**TASK DIRECTIONS:** Using the records below, give the number of lines where the string "server" shows up. Add nothing to it.

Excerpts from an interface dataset
┄┄┄┄┄┄

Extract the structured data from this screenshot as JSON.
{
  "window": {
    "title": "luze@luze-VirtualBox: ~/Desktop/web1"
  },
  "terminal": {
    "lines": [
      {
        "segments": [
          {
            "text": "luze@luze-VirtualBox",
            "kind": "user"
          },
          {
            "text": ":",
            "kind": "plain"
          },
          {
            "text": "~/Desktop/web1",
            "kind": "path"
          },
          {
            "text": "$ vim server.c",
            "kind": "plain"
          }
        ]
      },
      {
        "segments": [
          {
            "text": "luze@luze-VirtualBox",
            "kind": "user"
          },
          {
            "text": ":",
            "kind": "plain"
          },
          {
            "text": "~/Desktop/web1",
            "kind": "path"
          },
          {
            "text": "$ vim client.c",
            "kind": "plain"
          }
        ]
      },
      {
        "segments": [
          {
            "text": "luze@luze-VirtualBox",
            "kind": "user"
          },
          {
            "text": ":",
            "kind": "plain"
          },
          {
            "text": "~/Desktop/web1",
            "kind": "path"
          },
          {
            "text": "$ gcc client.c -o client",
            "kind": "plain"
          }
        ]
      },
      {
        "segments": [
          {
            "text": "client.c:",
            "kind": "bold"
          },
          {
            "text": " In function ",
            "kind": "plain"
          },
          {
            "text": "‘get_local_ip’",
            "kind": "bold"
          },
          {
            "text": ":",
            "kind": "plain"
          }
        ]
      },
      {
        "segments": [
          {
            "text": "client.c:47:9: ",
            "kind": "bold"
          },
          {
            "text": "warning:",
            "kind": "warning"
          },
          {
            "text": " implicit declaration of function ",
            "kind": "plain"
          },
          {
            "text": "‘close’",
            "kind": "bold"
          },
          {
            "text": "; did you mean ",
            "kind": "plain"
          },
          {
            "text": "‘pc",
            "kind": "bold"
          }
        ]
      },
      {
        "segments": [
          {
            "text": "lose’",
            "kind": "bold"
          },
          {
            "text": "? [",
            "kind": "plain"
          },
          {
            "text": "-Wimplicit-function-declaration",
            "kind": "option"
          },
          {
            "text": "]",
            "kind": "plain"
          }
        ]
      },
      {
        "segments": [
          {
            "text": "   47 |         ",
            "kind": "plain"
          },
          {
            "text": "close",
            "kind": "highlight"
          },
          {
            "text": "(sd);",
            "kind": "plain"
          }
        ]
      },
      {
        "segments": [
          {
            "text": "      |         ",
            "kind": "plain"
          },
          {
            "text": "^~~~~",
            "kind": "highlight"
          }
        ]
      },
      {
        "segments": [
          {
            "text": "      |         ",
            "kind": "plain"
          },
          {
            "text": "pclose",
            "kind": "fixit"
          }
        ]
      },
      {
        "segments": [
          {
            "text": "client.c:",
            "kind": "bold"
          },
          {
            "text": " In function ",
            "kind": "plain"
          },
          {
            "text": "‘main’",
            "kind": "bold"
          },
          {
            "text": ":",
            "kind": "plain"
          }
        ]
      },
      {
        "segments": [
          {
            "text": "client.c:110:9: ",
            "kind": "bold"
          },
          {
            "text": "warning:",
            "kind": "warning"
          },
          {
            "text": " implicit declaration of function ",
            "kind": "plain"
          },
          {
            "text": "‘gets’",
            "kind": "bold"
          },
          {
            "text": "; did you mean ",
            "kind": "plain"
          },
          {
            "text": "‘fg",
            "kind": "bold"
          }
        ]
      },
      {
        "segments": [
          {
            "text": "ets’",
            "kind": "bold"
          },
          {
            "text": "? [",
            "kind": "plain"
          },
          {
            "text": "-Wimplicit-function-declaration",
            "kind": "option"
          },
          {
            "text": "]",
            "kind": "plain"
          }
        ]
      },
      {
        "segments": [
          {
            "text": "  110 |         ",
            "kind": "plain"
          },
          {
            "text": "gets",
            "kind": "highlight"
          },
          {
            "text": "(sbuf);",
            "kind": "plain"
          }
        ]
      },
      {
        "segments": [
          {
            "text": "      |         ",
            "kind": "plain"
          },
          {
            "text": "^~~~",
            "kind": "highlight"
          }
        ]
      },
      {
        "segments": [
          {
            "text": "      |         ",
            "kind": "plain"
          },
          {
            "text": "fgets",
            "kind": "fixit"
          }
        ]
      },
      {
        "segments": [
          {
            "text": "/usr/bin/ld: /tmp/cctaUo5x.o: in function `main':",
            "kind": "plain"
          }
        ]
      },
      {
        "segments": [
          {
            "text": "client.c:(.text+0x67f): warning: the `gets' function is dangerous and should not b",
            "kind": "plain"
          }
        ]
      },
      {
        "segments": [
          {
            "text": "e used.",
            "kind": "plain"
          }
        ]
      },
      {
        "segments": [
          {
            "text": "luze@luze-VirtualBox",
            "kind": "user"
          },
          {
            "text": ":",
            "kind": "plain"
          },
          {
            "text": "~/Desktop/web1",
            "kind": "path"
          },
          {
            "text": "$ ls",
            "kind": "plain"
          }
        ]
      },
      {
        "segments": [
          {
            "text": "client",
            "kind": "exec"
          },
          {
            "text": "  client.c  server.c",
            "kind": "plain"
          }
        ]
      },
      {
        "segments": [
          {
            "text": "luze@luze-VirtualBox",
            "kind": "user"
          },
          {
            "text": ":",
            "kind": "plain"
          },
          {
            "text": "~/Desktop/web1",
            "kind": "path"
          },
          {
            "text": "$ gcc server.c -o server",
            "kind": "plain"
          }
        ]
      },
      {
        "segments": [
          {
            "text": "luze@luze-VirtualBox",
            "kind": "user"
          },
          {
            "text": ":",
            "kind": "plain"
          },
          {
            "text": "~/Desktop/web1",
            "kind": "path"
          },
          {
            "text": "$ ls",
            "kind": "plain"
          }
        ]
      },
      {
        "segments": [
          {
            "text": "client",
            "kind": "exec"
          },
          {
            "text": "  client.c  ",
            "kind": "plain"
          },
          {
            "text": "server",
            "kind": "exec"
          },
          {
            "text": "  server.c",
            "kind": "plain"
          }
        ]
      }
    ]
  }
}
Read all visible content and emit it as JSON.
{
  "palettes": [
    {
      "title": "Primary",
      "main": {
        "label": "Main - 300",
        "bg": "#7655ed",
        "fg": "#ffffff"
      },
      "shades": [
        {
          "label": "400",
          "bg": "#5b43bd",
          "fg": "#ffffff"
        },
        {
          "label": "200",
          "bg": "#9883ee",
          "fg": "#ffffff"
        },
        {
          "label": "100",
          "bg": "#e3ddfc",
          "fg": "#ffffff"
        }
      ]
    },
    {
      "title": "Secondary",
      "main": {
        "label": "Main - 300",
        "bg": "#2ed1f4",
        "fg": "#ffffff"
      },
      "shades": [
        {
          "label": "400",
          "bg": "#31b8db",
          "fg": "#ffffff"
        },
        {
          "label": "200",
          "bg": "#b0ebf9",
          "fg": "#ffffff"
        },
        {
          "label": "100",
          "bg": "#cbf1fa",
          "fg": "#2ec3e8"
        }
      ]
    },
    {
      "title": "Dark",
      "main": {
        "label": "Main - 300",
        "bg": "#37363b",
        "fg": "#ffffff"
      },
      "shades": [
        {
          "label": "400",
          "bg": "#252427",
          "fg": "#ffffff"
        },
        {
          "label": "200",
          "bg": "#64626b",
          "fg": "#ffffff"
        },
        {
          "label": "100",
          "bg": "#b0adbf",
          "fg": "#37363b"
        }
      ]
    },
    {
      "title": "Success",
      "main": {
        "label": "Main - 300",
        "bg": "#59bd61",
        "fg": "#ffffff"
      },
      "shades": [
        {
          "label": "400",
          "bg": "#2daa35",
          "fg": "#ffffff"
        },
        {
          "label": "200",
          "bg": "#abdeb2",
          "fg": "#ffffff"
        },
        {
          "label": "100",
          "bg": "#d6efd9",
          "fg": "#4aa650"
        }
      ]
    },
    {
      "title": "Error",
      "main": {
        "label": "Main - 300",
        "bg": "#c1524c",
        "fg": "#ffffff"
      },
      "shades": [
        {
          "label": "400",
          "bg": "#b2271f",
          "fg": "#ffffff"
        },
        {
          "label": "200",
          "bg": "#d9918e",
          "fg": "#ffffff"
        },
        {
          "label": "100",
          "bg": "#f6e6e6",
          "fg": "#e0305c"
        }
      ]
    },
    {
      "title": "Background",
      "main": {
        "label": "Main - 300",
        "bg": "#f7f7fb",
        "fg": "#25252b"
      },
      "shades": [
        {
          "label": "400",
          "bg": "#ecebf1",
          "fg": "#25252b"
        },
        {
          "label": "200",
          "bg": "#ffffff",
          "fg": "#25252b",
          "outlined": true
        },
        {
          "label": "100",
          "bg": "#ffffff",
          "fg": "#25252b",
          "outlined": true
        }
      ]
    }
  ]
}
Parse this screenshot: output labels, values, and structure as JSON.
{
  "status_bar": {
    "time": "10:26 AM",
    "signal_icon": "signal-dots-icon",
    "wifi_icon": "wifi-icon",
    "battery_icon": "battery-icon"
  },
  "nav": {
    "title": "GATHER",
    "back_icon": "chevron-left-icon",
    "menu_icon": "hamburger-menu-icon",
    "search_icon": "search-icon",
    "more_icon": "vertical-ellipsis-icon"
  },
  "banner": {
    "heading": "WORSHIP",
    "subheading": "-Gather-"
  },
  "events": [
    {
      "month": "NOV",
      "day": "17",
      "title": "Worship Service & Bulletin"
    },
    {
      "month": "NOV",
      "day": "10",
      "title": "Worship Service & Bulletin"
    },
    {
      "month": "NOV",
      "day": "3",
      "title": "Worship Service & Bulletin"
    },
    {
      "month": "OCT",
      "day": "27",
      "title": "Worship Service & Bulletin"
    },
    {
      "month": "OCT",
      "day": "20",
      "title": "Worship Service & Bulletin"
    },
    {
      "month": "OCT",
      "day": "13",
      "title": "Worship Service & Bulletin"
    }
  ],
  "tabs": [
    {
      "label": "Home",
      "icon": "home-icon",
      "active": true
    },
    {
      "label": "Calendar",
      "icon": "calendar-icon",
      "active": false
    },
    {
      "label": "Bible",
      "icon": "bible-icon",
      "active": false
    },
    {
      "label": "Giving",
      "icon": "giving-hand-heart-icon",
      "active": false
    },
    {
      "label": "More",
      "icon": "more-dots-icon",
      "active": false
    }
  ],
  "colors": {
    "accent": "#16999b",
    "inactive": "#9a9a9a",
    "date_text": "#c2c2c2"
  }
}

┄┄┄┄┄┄

**RESULT FOR THIS TASK:** 5